[RECORDS FOR PROCESSING Boundary: Start]

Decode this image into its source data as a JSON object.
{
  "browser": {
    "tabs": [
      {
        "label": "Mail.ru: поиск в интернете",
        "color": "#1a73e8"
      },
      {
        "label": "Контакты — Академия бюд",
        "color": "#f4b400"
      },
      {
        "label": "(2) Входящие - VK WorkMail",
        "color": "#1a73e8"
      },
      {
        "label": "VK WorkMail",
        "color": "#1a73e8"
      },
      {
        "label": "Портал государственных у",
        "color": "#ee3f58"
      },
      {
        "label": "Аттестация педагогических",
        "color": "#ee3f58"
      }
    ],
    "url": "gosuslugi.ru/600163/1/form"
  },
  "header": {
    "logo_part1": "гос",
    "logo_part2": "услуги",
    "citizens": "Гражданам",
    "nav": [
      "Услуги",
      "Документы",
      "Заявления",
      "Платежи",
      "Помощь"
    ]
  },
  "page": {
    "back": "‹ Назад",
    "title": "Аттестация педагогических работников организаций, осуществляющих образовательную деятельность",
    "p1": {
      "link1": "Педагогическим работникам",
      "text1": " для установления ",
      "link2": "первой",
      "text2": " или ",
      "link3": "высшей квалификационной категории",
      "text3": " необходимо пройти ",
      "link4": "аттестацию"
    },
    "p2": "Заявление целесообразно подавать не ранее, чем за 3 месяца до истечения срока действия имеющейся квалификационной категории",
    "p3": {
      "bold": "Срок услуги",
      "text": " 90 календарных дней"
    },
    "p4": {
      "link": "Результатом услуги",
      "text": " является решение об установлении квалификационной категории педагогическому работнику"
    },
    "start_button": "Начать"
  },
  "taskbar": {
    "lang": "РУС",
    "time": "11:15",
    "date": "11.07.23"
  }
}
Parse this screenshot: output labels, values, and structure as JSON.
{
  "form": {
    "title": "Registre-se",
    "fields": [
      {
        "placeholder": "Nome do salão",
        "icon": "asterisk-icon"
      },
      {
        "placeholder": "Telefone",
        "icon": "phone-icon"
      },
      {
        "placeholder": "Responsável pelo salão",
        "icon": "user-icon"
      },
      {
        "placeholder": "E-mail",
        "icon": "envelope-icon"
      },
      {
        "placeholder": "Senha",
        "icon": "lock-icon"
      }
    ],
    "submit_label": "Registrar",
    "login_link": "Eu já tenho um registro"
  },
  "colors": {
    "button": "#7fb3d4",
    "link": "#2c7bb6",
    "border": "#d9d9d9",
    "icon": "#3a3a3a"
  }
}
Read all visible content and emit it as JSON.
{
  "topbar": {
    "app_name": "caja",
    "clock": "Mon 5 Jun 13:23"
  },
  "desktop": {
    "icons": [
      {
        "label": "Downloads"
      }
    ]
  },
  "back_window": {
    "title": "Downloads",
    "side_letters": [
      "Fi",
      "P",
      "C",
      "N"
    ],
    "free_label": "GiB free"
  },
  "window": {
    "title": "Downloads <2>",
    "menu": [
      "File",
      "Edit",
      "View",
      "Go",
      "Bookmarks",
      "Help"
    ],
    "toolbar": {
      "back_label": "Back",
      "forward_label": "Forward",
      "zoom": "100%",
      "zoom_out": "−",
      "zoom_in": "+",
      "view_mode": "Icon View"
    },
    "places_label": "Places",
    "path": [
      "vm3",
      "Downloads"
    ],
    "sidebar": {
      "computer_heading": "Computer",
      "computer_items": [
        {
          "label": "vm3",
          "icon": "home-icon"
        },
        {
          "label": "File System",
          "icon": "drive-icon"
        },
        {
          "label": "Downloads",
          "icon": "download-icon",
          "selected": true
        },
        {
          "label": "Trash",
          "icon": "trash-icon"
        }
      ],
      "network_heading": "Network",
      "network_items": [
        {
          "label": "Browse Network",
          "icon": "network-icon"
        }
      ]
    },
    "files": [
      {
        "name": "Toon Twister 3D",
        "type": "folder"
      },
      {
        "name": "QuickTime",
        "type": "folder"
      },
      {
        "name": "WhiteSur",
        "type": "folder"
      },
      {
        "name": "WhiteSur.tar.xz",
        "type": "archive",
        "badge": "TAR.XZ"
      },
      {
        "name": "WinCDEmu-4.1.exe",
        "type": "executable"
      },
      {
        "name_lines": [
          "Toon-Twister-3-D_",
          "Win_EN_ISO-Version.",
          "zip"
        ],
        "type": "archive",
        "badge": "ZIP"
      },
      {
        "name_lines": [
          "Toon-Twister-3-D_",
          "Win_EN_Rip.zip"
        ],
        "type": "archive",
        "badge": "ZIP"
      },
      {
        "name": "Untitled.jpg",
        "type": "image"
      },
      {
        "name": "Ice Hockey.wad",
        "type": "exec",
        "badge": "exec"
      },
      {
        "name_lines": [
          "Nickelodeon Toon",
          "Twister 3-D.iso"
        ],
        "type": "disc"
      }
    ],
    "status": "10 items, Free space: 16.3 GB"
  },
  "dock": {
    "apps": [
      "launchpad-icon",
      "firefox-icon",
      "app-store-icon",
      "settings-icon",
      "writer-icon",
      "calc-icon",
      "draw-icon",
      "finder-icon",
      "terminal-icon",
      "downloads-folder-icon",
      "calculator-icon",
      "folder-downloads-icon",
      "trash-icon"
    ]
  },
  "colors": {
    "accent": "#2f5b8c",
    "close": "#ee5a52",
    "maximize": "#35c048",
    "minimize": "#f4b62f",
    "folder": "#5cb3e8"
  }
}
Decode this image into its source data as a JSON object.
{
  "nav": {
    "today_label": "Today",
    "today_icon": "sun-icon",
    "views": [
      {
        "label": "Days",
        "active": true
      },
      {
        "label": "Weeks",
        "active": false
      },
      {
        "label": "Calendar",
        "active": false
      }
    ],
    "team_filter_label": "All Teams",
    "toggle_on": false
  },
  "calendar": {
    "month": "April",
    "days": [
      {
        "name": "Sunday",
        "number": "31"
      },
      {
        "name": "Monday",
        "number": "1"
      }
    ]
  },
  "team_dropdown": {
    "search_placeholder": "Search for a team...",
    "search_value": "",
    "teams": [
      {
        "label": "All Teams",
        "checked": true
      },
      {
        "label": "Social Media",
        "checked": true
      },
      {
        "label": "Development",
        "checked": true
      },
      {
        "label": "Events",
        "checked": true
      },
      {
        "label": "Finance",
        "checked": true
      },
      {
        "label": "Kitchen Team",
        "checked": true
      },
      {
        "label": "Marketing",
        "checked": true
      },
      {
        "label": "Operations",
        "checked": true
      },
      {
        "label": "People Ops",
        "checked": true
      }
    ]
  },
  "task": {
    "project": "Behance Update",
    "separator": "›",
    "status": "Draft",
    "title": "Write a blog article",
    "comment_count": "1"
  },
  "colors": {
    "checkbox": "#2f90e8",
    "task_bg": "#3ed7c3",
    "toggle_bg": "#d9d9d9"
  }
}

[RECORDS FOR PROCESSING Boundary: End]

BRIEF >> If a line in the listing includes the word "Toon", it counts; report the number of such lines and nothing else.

TASK ANSWER >> 4